This week, a politicaldispute in Washington a partialshutdown of the UnitedStatesgovernment for the firsttime in almost 20 years. Agenciessenthomemorethan 800,000 workers -- aboutone-third of the federalworkforce.
The newbudgetyearbeganTuesday, October 1. But Republicans in Congressblockedevenshort-termspending for manygovernmentoperations. Theydemanded that Democratschange the CareAct, the newhealthcarelawoftencalledObamacare. The Democratsrefused.
The shutdowndid not stopTuesday’s launch of onlinemarketplaces, calledexchanges, at the center of the law. The federalgovernment and statesstartedwebsites for millions of Americans to buyhealthplans or pay a taxpenalty.
Opponents of Obamacaresay it will forcepeople and smallbusinesses to buyinsurancepoliciesagainsttheir will.
At the heart of the dispute is a clashbetween the twomajorpoliticalpartiesover the role of the centralgovernment in Americanlife.
The politicalfightingbetweenDemocrats and Republicansbegan to intensifyduring the 1990s. That followed the election of DemocratBillClinton as president. Differencesoverspending and the role of governmentled to twogovernmentshutdowns.

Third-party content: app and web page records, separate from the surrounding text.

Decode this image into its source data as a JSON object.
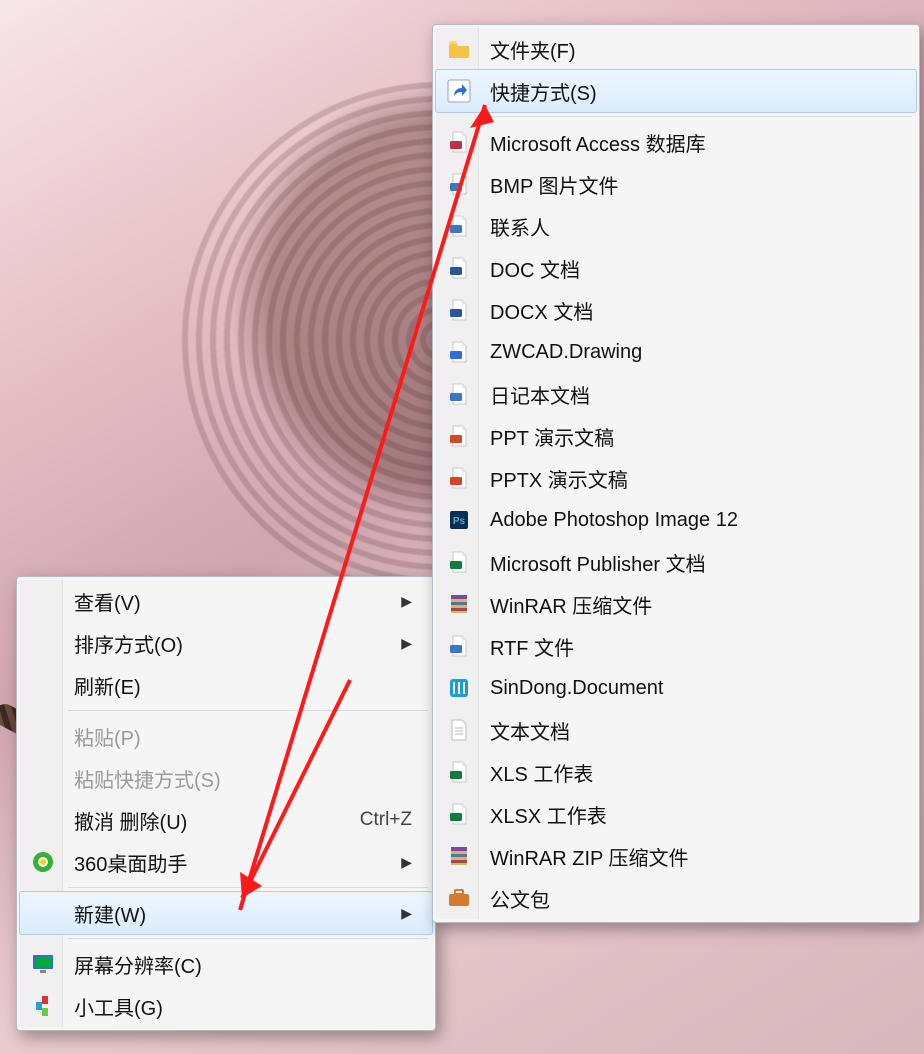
{
  "context_menu": {
    "items": [
      {
        "label": "查看(V)",
        "type": "sub",
        "enabled": true
      },
      {
        "label": "排序方式(O)",
        "type": "sub",
        "enabled": true
      },
      {
        "label": "刷新(E)",
        "type": "item",
        "enabled": true
      },
      {
        "type": "sep"
      },
      {
        "label": "粘贴(P)",
        "type": "item",
        "enabled": false
      },
      {
        "label": "粘贴快捷方式(S)",
        "type": "item",
        "enabled": false
      },
      {
        "label": "撤消 删除(U)",
        "shortcut": "Ctrl+Z",
        "type": "item",
        "enabled": true
      },
      {
        "label": "360桌面助手",
        "type": "sub",
        "enabled": true,
        "icon": "360"
      },
      {
        "type": "sep"
      },
      {
        "label": "新建(W)",
        "type": "sub",
        "enabled": true,
        "highlight": true
      },
      {
        "type": "sep"
      },
      {
        "label": "屏幕分辨率(C)",
        "type": "item",
        "enabled": true,
        "icon": "monitor"
      },
      {
        "label": "小工具(G)",
        "type": "item",
        "enabled": true,
        "icon": "gadget"
      }
    ]
  },
  "new_submenu": {
    "items": [
      {
        "label": "文件夹(F)",
        "icon": "folder"
      },
      {
        "label": "快捷方式(S)",
        "icon": "shortcut",
        "highlight": true
      },
      {
        "type": "sep"
      },
      {
        "label": "Microsoft Access 数据库",
        "icon": "access"
      },
      {
        "label": "BMP 图片文件",
        "icon": "bmp"
      },
      {
        "label": "联系人",
        "icon": "contact"
      },
      {
        "label": "DOC 文档",
        "icon": "doc"
      },
      {
        "label": "DOCX 文档",
        "icon": "docx"
      },
      {
        "label": "ZWCAD.Drawing",
        "icon": "dwg"
      },
      {
        "label": "日记本文档",
        "icon": "journal"
      },
      {
        "label": "PPT 演示文稿",
        "icon": "ppt"
      },
      {
        "label": "PPTX 演示文稿",
        "icon": "pptx"
      },
      {
        "label": "Adobe Photoshop Image 12",
        "icon": "psd"
      },
      {
        "label": "Microsoft Publisher 文档",
        "icon": "pub"
      },
      {
        "label": "WinRAR 压缩文件",
        "icon": "rar"
      },
      {
        "label": "RTF 文件",
        "icon": "rtf"
      },
      {
        "label": "SinDong.Document",
        "icon": "sindong"
      },
      {
        "label": "文本文档",
        "icon": "txt"
      },
      {
        "label": "XLS 工作表",
        "icon": "xls"
      },
      {
        "label": "XLSX 工作表",
        "icon": "xlsx"
      },
      {
        "label": "WinRAR ZIP 压缩文件",
        "icon": "zip"
      },
      {
        "label": "公文包",
        "icon": "briefcase"
      }
    ]
  }
}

The disputedpresidentialelection of 2000 broughtRepublicanGeorge W. Bush to office. University of VirginiaexpertLarrySabatosays the politicalbattlesonlyduringhissecondterm.
“There is no question that the polarizationincreasedfirstwith the Bushpresidency, because of the Iraqwar and hishandling of HurricaneKatrina. Then it acceleratedoncePresidentObama was elected.” The dividegrewwiderwhenPresidentBarackObamapushedhishealthcarereformlawthroughCongress in 2010 without a singleRepublicanvote. That in turnhelped to fuel the rise of TeaPartygroupsaround the country. The TeaParty is a votinggroupwithin the RepublicanParty.

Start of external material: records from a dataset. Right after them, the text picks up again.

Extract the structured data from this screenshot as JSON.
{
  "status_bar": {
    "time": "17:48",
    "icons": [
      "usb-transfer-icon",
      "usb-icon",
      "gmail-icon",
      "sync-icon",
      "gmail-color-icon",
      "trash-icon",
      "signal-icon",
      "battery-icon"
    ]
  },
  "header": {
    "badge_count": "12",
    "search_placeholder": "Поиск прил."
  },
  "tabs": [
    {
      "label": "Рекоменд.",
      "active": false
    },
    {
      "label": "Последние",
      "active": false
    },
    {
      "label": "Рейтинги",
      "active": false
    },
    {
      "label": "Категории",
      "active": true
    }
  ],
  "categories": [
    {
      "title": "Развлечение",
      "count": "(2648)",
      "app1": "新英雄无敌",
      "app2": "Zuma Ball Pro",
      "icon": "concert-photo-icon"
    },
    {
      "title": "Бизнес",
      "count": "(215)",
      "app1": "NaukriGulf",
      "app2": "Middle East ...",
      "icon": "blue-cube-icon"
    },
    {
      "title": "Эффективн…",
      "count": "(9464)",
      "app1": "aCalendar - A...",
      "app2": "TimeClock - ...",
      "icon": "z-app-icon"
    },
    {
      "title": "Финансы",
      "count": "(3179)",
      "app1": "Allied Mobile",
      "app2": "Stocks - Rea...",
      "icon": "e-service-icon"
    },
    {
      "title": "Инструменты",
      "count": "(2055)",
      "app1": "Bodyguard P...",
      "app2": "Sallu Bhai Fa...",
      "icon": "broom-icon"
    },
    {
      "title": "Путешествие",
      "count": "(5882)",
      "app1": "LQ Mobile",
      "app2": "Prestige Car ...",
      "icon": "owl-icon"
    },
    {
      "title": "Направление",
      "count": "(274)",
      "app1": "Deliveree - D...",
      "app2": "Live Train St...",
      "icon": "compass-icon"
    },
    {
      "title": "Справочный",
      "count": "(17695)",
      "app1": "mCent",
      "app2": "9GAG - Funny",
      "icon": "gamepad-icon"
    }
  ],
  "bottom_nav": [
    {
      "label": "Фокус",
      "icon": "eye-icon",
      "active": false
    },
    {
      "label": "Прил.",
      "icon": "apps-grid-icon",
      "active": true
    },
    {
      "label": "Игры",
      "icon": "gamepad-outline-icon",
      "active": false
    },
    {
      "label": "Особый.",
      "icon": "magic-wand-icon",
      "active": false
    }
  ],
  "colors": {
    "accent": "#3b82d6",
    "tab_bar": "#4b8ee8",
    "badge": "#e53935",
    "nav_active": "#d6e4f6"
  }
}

Republicanshavemadeseveralattempts to eitherdefund the AffordableCareAct or delay it. The law is one of the mostimportantacts of BarackObama’s presidency.
PeterBrown of QuinnipiacUniversity in Connecticutstudiespublicopinion.

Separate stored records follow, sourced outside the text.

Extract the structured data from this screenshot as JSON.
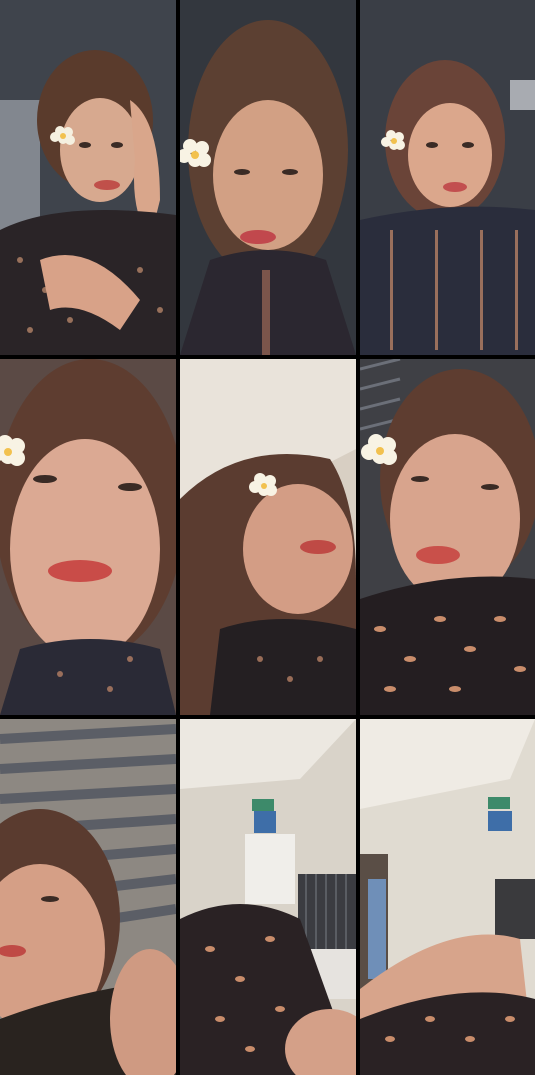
{
  "grid": {
    "rows": 3,
    "cols": 3,
    "divider_color": "#000000"
  },
  "tiles": [
    {
      "scene": "selfie-hand-on-head",
      "flower": true,
      "bg": "#4a4f57"
    },
    {
      "scene": "selfie-close-center",
      "flower": true,
      "bg": "#3b3f46"
    },
    {
      "scene": "selfie-head-tilted",
      "flower": true,
      "bg": "#3d424a"
    },
    {
      "scene": "selfie-very-close",
      "flower": true,
      "bg": "#6b5a52"
    },
    {
      "scene": "selfie-blurred-motion",
      "flower": true,
      "bg": "#d9cfc2"
    },
    {
      "scene": "selfie-pouting-close",
      "flower": true,
      "bg": "#4b4a4c"
    },
    {
      "scene": "selfie-low-angle-ceiling",
      "flower": false,
      "bg": "#8a8580"
    },
    {
      "scene": "room-view-shelf-arm",
      "flower": false,
      "bg": "#dcd6cc"
    },
    {
      "scene": "room-view-door-arm",
      "flower": false,
      "bg": "#e2ddd3"
    }
  ]
}
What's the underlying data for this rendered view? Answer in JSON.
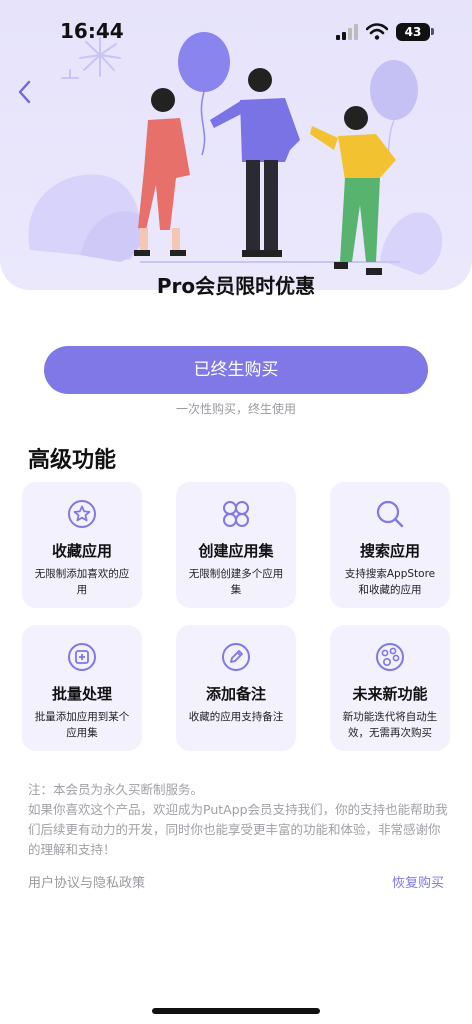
{
  "status_bar": {
    "time": "16:44",
    "battery": "43"
  },
  "promo_title": "Pro会员限时优惠",
  "buy_button": {
    "label": "已终生购买"
  },
  "buy_subtitle": "一次性购买，终生使用",
  "features": {
    "title": "高级功能",
    "items": [
      {
        "icon": "star-circle-icon",
        "title": "收藏应用",
        "desc": "无限制添加喜欢的应用"
      },
      {
        "icon": "grid-circles-icon",
        "title": "创建应用集",
        "desc": "无限制创建多个应用集"
      },
      {
        "icon": "search-icon",
        "title": "搜索应用",
        "desc": "支持搜索AppStore和收藏的应用"
      },
      {
        "icon": "batch-add-icon",
        "title": "批量处理",
        "desc": "批量添加应用到某个应用集"
      },
      {
        "icon": "pencil-icon",
        "title": "添加备注",
        "desc": "收藏的应用支持备注"
      },
      {
        "icon": "palette-icon",
        "title": "未来新功能",
        "desc": "新功能迭代将自动生效，无需再次购买"
      }
    ]
  },
  "note": "注：本会员为永久买断制服务。\n如果你喜欢这个产品，欢迎成为PutApp会员支持我们，你的支持也能帮助我们后续更有动力的开发，同时你也能享受更丰富的功能和体验，非常感谢你的理解和支持！",
  "footer": {
    "policy_link": "用户协议与隐私政策",
    "restore_link": "恢复购买"
  },
  "colors": {
    "accent": "#7f78e6",
    "hero_bg": "#e6e3fb",
    "card_bg": "#f2f1fd"
  }
}
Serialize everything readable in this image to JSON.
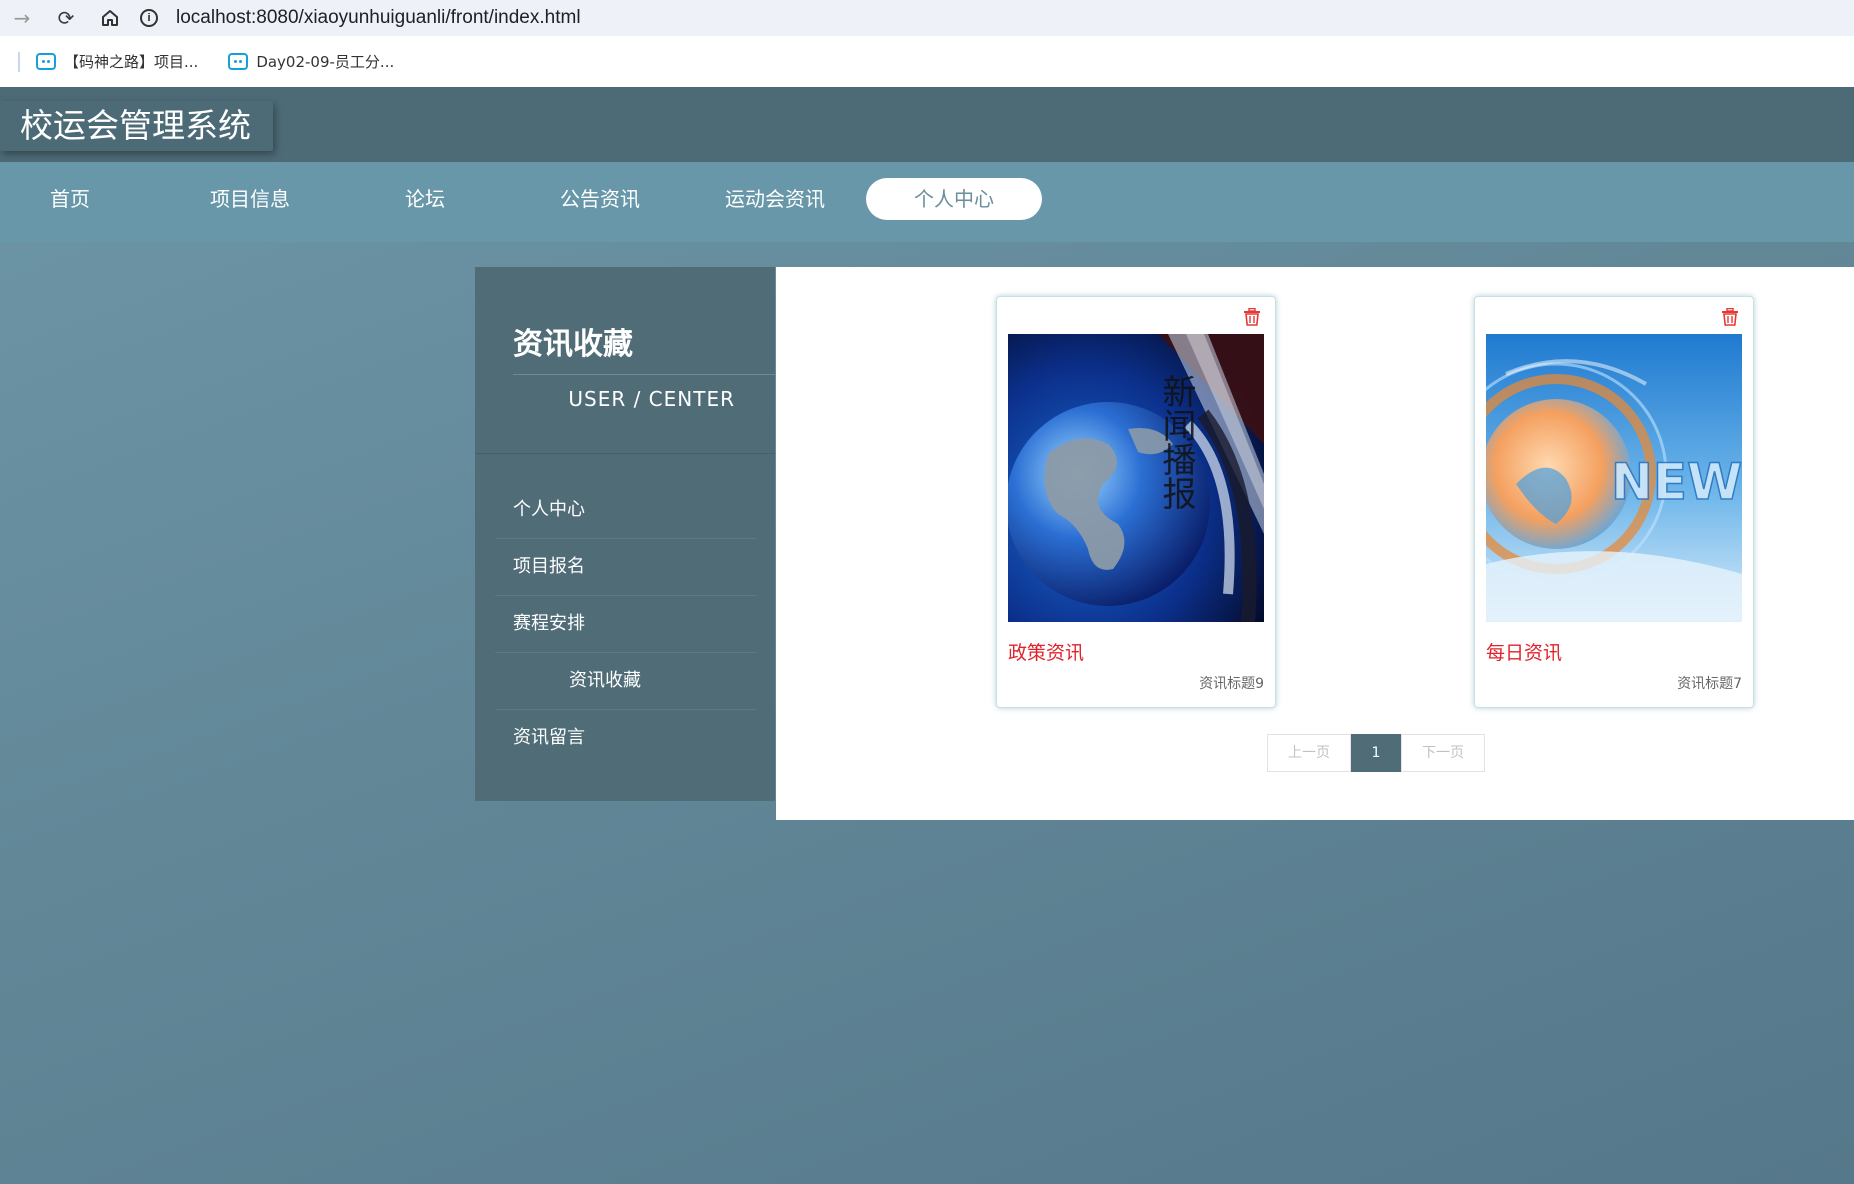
{
  "browser": {
    "url": "localhost:8080/xiaoyunhuiguanli/front/index.html",
    "bookmarks": [
      {
        "label": "【码神之路】项目..."
      },
      {
        "label": "Day02-09-员工分..."
      }
    ]
  },
  "site": {
    "title": "校运会管理系统",
    "nav": [
      {
        "label": "首页"
      },
      {
        "label": "项目信息"
      },
      {
        "label": "论坛"
      },
      {
        "label": "公告资讯"
      },
      {
        "label": "运动会资讯"
      },
      {
        "label": "个人中心"
      }
    ],
    "active_nav": "个人中心"
  },
  "sidebar": {
    "title": "资讯收藏",
    "subtitle": "USER / CENTER",
    "items": [
      {
        "label": "个人中心"
      },
      {
        "label": "项目报名"
      },
      {
        "label": "赛程安排"
      },
      {
        "label": "资讯收藏"
      },
      {
        "label": "资讯留言"
      }
    ],
    "active_item": "资讯收藏"
  },
  "cards": [
    {
      "title": "政策资讯",
      "subtitle": "资讯标题9",
      "image": "globe-news-broadcast-image",
      "image_text": "新闻播报"
    },
    {
      "title": "每日资讯",
      "subtitle": "资讯标题7",
      "image": "globe-news-banner-image",
      "image_text": "NEWS"
    }
  ],
  "pagination": {
    "prev": "上一页",
    "current": "1",
    "next": "下一页"
  },
  "colors": {
    "header": "#4d6b77",
    "nav": "#6797a9",
    "sidebar": "#4f6c77",
    "card_title": "#e1222a",
    "pager_active": "#4f6c77"
  }
}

“Republicanslikesmallergovernment and lowergovernmentspending and therefore are moreObamacare. Democratstend to be moresupportive in general of governmentsolutions to problems, and theyseeObamacare as the rightthing to do to help on the healthcareissue.”
Currently, Republicanscontrol the House of Representatives; Democratshold the Senate and the WhiteHouse. A group of conservativeRepublicans in the Househave been leading the opposition to the healthcarelaw. Many of themnowdepend on strongsupport from TeaPartyactivists to getelected. LarrySabatosaysmany of them are willing, at least for now, to accept the politicalblame for the government to shutdown.
“They will pay a biggerprice, but theyseemwilling to pay it in partbecausemost of theirmembers are in completelysafe (congressional)districts. The onlythingtheyhave to worryabout is a challenge from the right in the Republicanprimary. Sotheydo not want to letanybodyget to theirright.”
For the moment, LarrySabatosees no quickend to the shutdown.
“They are sodeeply by party and by institution that it is difficult to see, ifpeoplestick to the principlestheyhavearticulated, how this is going to be resolved. It could go on and on. And of course it will dodamage, not just to oureconomy but to ourimagearound the world.”
PoliticalobserverCharlieCooksayssome of the Republicanopposition is alsodriven by deepfeelingsagainstPresidentObama.
“There are a lot of RepublicanswhereifPresidentObamasaid ‘up,’ theywouldsay ‘down.’
The lastpoliticallydrivengovernmentshutdownbegan in December of 1995. It lastedthreeweeks.
And rightnowthere is anotherissue. Congress will soonhave to raise the or risk the UnitedStates not beingable to makeall of its loanpayments. Congressmustrenew the government's power to borrowmoney by October 17 or risk a first-ever federaldefault.
And that's In the News from VOA LearningEnglish. I’m AviArditti.